While psychology and photography may define the perimeter of Tejada’s work, at heart she is a poet. She practices a form of magical realism that explores the edges of vision, but remains grounded by the camera itself. In seeking alternatives to reality Tejada makes the subject irrelevant. She transforms the ordinary into an aesthetic statement and nothing escapes her practiced eye. She walks the world with a heightened sense of emotion and empathy, creating poetic narratives with reflections, textures and movements. It is altogether a sophisticated vision and the eye of the child. Everything is fresh and new as her camera apprehends a jaded world and quotidian objects come under Tejada’s spell.

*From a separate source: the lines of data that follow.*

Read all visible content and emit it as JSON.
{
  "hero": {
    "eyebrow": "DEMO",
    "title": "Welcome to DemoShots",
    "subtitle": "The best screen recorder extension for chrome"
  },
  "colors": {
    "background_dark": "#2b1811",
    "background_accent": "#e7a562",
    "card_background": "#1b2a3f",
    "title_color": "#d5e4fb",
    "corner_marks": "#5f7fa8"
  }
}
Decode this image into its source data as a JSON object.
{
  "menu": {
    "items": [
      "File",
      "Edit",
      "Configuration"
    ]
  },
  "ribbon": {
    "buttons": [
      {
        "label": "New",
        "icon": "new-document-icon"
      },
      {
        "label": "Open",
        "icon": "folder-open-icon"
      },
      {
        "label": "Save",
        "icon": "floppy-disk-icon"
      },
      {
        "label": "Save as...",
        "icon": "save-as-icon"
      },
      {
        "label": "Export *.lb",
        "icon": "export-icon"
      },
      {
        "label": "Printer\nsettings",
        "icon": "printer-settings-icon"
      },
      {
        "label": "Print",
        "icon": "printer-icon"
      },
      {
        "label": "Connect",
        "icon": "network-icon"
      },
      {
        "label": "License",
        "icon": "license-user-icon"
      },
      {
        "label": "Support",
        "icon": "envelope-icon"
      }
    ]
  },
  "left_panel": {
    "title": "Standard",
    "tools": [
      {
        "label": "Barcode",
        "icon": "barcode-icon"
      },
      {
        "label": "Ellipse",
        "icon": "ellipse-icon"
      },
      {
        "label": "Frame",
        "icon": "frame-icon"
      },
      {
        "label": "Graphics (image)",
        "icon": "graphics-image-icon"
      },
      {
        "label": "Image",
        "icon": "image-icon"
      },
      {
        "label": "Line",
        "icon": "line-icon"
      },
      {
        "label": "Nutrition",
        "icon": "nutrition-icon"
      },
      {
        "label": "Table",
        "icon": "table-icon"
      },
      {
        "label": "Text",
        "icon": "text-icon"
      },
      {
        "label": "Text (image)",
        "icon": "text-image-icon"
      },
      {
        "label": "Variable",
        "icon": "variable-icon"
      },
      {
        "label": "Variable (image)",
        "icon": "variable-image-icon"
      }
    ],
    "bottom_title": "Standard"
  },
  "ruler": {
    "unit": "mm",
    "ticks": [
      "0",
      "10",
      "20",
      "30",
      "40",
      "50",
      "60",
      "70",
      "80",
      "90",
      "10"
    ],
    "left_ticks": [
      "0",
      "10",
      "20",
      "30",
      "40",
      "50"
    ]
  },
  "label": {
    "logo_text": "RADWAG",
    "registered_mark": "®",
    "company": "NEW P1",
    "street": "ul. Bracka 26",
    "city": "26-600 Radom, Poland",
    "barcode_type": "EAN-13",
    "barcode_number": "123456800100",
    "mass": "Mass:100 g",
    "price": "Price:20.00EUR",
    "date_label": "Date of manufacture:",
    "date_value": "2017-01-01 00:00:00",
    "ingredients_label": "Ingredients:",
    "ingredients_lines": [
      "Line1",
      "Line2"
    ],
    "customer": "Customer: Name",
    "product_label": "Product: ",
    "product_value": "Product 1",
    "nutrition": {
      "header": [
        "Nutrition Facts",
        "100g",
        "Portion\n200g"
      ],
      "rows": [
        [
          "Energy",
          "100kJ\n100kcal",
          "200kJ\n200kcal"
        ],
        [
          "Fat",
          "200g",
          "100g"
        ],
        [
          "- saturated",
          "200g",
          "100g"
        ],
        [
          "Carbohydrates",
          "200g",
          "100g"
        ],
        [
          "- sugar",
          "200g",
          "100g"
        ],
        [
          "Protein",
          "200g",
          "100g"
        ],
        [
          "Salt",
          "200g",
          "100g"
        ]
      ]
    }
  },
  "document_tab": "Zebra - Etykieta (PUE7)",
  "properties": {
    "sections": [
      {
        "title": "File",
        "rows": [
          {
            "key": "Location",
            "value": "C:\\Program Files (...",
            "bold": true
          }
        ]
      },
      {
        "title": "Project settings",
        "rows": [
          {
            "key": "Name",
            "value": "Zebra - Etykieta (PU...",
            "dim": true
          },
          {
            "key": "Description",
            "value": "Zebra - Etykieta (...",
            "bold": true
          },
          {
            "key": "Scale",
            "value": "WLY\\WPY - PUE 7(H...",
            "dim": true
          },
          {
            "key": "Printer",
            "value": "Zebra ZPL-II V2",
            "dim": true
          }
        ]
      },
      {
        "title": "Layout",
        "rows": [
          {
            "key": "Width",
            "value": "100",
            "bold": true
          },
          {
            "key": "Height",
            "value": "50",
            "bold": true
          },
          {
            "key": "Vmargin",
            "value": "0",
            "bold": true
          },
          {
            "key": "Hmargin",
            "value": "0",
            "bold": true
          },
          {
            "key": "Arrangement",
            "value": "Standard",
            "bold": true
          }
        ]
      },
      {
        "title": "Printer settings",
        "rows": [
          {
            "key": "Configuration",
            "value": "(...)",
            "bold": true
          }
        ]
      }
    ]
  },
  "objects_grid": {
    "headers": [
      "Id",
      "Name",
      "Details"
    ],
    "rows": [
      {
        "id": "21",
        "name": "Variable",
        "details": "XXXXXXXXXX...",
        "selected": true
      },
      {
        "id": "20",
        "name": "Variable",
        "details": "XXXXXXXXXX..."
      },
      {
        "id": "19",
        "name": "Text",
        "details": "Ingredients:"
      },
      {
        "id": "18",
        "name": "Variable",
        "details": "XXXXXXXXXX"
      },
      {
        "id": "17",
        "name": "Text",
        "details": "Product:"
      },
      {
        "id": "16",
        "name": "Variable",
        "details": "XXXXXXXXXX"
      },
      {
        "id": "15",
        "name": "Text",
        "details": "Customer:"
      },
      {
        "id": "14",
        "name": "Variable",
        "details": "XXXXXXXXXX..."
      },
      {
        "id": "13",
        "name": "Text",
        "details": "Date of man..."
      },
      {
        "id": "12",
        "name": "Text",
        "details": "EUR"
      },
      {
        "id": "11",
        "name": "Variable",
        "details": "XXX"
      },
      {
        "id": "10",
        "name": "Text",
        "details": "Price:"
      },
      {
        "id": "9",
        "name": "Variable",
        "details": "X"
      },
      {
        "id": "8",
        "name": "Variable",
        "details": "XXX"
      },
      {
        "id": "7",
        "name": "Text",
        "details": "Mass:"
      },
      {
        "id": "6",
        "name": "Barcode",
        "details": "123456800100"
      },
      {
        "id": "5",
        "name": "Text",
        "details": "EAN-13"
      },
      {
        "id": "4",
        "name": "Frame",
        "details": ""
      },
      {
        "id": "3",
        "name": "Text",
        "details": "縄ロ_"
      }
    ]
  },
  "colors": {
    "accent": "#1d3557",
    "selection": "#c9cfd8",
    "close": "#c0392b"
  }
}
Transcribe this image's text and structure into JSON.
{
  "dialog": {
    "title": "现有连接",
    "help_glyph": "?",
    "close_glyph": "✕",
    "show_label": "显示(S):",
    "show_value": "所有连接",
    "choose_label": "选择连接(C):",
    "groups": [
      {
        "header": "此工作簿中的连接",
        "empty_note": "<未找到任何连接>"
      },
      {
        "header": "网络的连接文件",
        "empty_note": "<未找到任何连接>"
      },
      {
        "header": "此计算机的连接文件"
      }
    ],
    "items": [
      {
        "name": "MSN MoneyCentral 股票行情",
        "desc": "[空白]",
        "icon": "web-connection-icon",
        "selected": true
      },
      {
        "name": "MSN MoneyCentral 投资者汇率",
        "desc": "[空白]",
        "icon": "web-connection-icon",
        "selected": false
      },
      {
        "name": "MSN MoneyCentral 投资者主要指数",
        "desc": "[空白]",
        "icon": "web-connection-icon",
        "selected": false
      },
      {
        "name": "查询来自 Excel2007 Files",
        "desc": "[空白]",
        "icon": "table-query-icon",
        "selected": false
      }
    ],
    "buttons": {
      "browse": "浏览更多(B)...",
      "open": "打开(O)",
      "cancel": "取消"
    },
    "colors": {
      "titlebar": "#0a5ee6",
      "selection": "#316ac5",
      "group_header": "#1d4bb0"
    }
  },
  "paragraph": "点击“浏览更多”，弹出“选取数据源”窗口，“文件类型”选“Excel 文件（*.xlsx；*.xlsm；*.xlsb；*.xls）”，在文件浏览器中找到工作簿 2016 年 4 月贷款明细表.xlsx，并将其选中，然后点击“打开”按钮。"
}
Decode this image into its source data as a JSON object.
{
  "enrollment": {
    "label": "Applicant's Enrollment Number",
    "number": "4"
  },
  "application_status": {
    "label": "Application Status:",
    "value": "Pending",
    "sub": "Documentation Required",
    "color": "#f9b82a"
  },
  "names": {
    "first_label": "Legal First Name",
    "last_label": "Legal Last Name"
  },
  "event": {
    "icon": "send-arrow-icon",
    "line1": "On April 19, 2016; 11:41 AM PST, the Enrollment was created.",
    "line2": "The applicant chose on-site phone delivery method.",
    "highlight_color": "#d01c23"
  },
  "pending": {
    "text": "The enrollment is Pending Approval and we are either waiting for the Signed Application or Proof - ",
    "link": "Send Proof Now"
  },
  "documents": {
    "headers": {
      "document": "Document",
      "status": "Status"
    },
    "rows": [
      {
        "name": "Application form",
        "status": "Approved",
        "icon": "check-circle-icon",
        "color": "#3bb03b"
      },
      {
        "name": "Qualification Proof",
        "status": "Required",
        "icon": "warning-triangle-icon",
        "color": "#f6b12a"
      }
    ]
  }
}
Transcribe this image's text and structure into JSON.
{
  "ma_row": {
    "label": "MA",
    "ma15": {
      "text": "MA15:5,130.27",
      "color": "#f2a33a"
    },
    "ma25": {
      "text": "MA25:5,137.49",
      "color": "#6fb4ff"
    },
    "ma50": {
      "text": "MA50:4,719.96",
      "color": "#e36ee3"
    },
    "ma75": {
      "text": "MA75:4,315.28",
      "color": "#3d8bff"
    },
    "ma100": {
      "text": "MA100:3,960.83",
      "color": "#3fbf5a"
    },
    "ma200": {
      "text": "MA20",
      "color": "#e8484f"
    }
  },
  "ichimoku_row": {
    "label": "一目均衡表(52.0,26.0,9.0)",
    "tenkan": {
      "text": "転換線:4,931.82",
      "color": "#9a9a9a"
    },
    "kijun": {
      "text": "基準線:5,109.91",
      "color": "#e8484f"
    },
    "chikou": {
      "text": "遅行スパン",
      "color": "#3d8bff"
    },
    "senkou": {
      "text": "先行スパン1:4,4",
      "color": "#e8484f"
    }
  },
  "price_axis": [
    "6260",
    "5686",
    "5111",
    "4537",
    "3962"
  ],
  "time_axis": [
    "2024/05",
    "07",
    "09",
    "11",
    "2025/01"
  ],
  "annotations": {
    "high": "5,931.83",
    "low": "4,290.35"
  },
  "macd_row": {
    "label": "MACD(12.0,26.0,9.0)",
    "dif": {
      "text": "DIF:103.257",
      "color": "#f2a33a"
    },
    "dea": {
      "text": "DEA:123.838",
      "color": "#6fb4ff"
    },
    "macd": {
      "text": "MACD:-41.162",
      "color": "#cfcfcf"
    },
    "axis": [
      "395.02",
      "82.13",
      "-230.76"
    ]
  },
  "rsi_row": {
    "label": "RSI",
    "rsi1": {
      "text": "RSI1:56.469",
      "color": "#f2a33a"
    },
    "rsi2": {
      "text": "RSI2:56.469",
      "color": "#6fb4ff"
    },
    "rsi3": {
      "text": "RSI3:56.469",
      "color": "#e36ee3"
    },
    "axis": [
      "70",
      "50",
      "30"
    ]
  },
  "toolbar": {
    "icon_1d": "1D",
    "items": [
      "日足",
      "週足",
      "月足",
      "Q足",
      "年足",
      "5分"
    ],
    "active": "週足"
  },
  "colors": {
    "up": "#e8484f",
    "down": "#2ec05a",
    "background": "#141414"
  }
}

Handwork and craft are important elements in Tejada’s approach to ‘slow art’. The work, though emphatically not post processed through a computer, is the result of special effects. In a series that evokes the intersection of ancient pictographs and contemporary graffiti, Tejada utilizes a thick sandwich of acrylic and string to make a filter that is placed in front of the camera’s lens. Her understanding of the devices of depth of field and hyper focal distance enhances the transparent layering of the image elements. She then fuses the final image onto a variety of substrates – paper, aluminum, acrylic -through an image transfer process. Her restrained use of craft enhances the originality of the work.
Some of the most successful images are contained in the three series titled, ”Reflexion”, ‘The Window” and “Remainder”. The photographs create ambiguous suggestions of paint, graphite and other markings that might be parts of a universal history of humanity. They are like markings on a cave wall, part of the palimpsest of narratives made by humans since the beginning of recorded time. In exploring alternatives to reality, Tejada bumps up against the foundations of our existence. Do we see with our eyes or do we ‘see’ with our emotions? In all likelihood a true revelation of our world arrives with both the physical and the emotional. Tejada demonstrates that as fact. Her compositions elicit, in her words, “the footprint of our existence” as all pretense is stripped away to reveal the manifestation of spirit.
With Tejada’s energy and openness for trying out new ideas she ensures the sustainability of her art. Her developmental approach to questioning and creating is the heart of her authenticity. She imbeds her expansive cultural literacy into each image and makes it altogether unique and familiar. For her and her viewer, the work is completely liberating for the mind and the eye.
Meeting with a Aida Tejada, experimental photographer
by Consulate of France in Miami, Sept 2011
Aida, this Friday begins your first solo exhibition at the French Alliance, which kicks off the full cultural season of this great cultural institution in Miami. How would you describe your photography?
I would describe it as “experimental photography.” My subjects are banal objects of everyday life. Giving them another dimension, I explore other alternatives to see a reality…
Artspace MAGQ’s cell-phone photography
by Carlos Suarez De Jesus, Oct 21, 2010
“Dominican photographer Aida Tejada captured arresting abstract images that look like bold, Nolandesque color-field paintings by sweeping her lens wand-like over mundane surfaces, capturing a sense of electric movement that jolts through her imagery. The artist also used her phone to create a series of shadow pieces that evokes ghostly apparitions.”